List each line of the data that holds the string "meta", please.

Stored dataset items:
BEGIN

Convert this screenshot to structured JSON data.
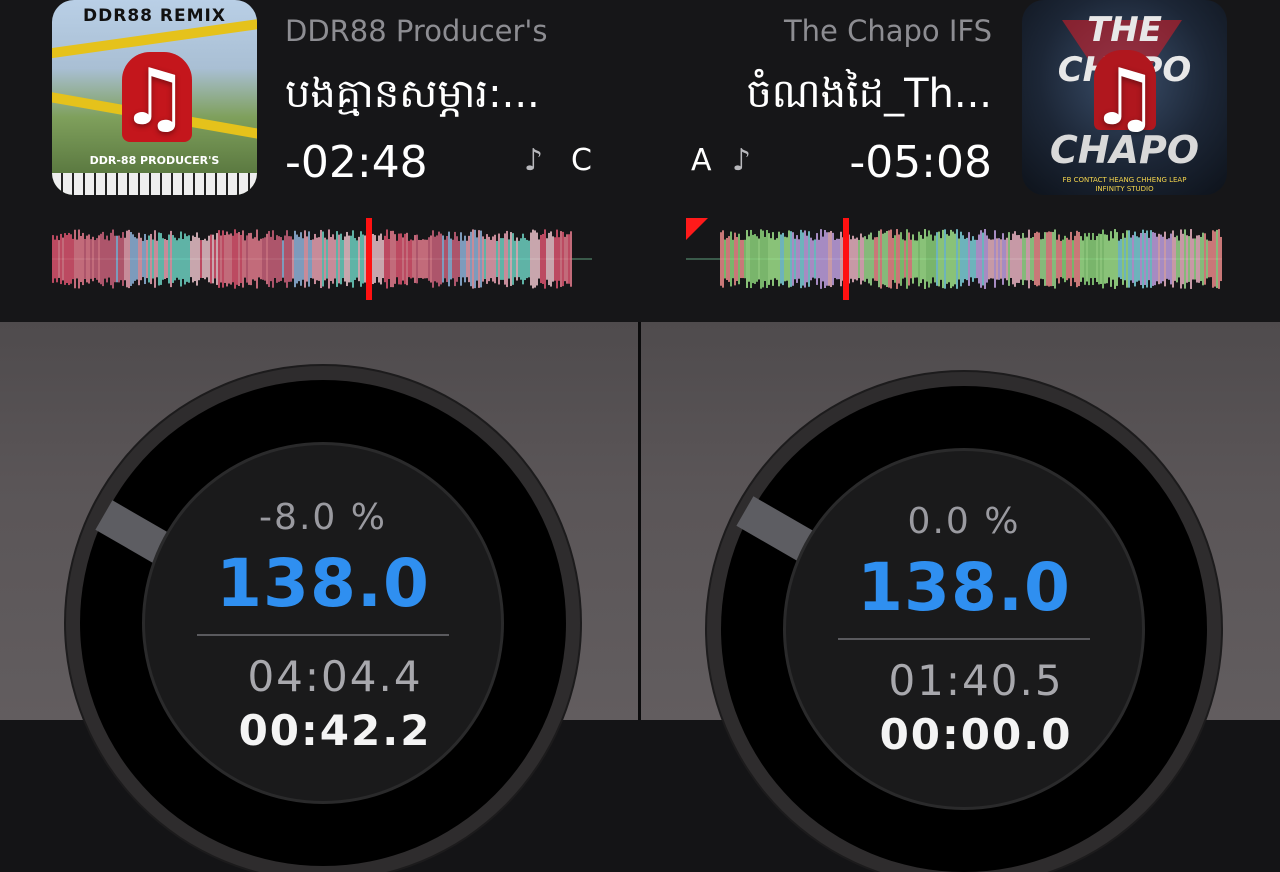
{
  "deck_a": {
    "artist": "DDR88 Producer's",
    "title": "បងគ្មានសម្ភារ:...",
    "time_remaining": "-02:48",
    "note_glyph": "♪",
    "key": "C",
    "artwork": {
      "banner": "DDR88 REMIX",
      "footer": "DDR-88 PRODUCER'S",
      "icon": "music-note-icon"
    },
    "pitch": "-8.0 %",
    "bpm": "138.0",
    "position": "04:04.4",
    "position_secondary": "00:42.2",
    "playhead_fraction": 0.61
  },
  "deck_b": {
    "artist": "The Chapo IFS",
    "title": "ចំណងដៃ_Th...",
    "time_remaining": "-05:08",
    "note_glyph": "♪",
    "key": "A",
    "artwork": {
      "word_top": "THE CHAPO",
      "word_bottom": "CHAPO",
      "caption": "FB CONTACT  HEANG CHHENG LEAP",
      "caption2": "INFINITY STUDIO",
      "icon": "music-note-icon"
    },
    "pitch": "0.0 %",
    "bpm": "138.0",
    "position": "01:40.5",
    "position_secondary": "00:00.0",
    "playhead_fraction": 0.25
  },
  "colors": {
    "bpm": "#2f8ff0",
    "playhead": "#ff1111",
    "background": "#141416"
  }
}
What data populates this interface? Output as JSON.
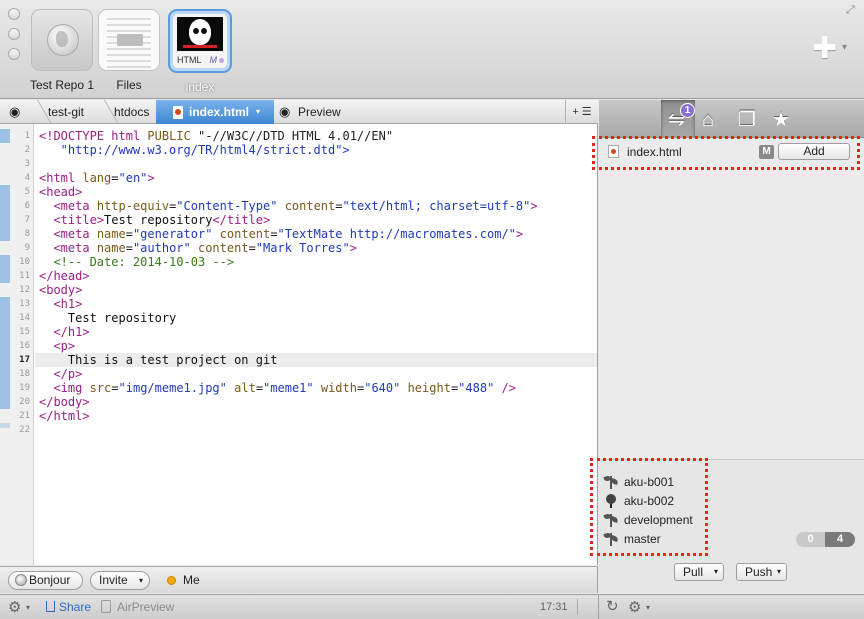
{
  "toolbar": {
    "sites": [
      {
        "label": "Test Repo 1",
        "icon": "globe-icon"
      },
      {
        "label": "Files",
        "icon": "document-icon"
      },
      {
        "label": "index",
        "thumb_label": "HTML",
        "badge": "M"
      }
    ],
    "add_icon": "plus-icon"
  },
  "pathbar": {
    "items": [
      "test-git",
      "htdocs"
    ],
    "active_file": "index.html",
    "preview": "Preview"
  },
  "editor": {
    "current_line": 17,
    "lines": [
      "<!DOCTYPE html PUBLIC \"-//W3C//DTD HTML 4.01//EN\"",
      "   \"http://www.w3.org/TR/html4/strict.dtd\">",
      "",
      "<html lang=\"en\">",
      "<head>",
      "  <meta http-equiv=\"Content-Type\" content=\"text/html; charset=utf-8\">",
      "  <title>Test repository</title>",
      "  <meta name=\"generator\" content=\"TextMate http://macromates.com/\">",
      "  <meta name=\"author\" content=\"Mark Torres\">",
      "  <!-- Date: 2014-10-03 -->",
      "</head>",
      "<body>",
      "  <h1>",
      "    Test repository",
      "  </h1>",
      "  <p>",
      "    This is a test project on git",
      "  </p>",
      "  <img src=\"img/meme1.jpg\" alt=\"meme1\" width=\"640\" height=\"488\" />",
      "</body>",
      "</html>",
      ""
    ]
  },
  "statusbar": {
    "bonjour": "Bonjour",
    "invite": "Invite",
    "me": "Me",
    "share": "Share",
    "airpreview": "AirPreview",
    "time": "17:31"
  },
  "git_panel": {
    "badge_count": "1",
    "tabs": [
      "changes-icon",
      "home-icon",
      "files-icon",
      "starred-icon"
    ],
    "changes": [
      {
        "file": "index.html",
        "status": "M",
        "action": "Add"
      }
    ],
    "branches": [
      "aku-b001",
      "aku-b002",
      "development",
      "master"
    ],
    "current_branch": "aku-b002",
    "ahead": "0",
    "behind": "4",
    "pull_label": "Pull",
    "push_label": "Push"
  },
  "colors": {
    "accent": "#3e86d3",
    "highlight": "#e0281a",
    "badge": "#8b6fd1"
  }
}
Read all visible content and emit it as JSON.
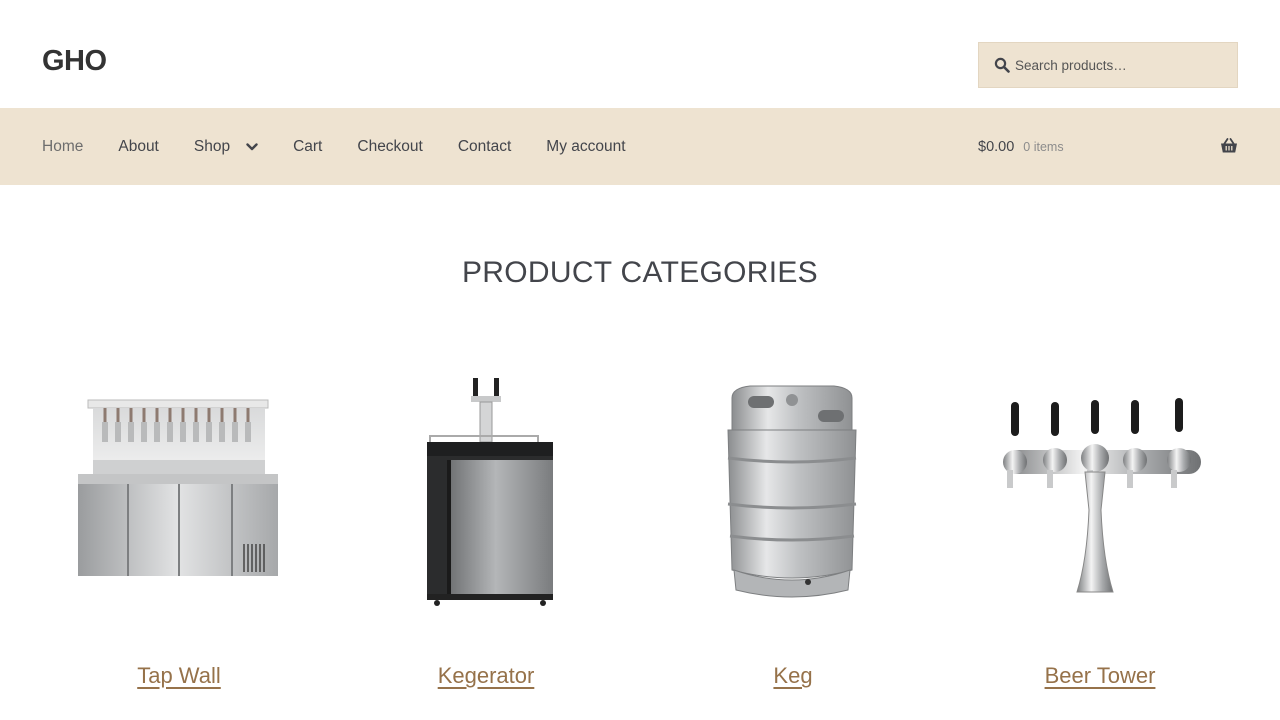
{
  "site": {
    "title": "GHO"
  },
  "search": {
    "placeholder": "Search products…",
    "value": ""
  },
  "nav": {
    "items": [
      {
        "label": "Home",
        "current": true
      },
      {
        "label": "About"
      },
      {
        "label": "Shop",
        "has_dropdown": true
      },
      {
        "label": "Cart"
      },
      {
        "label": "Checkout"
      },
      {
        "label": "Contact"
      },
      {
        "label": "My account"
      }
    ]
  },
  "cart": {
    "amount": "$0.00",
    "count": "0 items",
    "icon": "basket-icon"
  },
  "main": {
    "title": "PRODUCT CATEGORIES",
    "categories": [
      {
        "name": "Tap Wall",
        "image": "tap-wall-image"
      },
      {
        "name": "Kegerator",
        "image": "kegerator-image"
      },
      {
        "name": "Keg",
        "image": "keg-image"
      },
      {
        "name": "Beer Tower",
        "image": "beer-tower-image"
      }
    ]
  },
  "colors": {
    "header_bg": "#ffffff",
    "nav_bg": "#eee3d1",
    "link": "#96724a",
    "text": "#43454b"
  }
}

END

## Output
      "  <meta http-equiv=\"Content-Type\" content=\"text/html; charset=utf-8\">",
      "  <meta name=\"generator\" content=\"TextMate http://macromates.com/\">",
      "  <meta name=\"author\" content=\"Mark Torres\">",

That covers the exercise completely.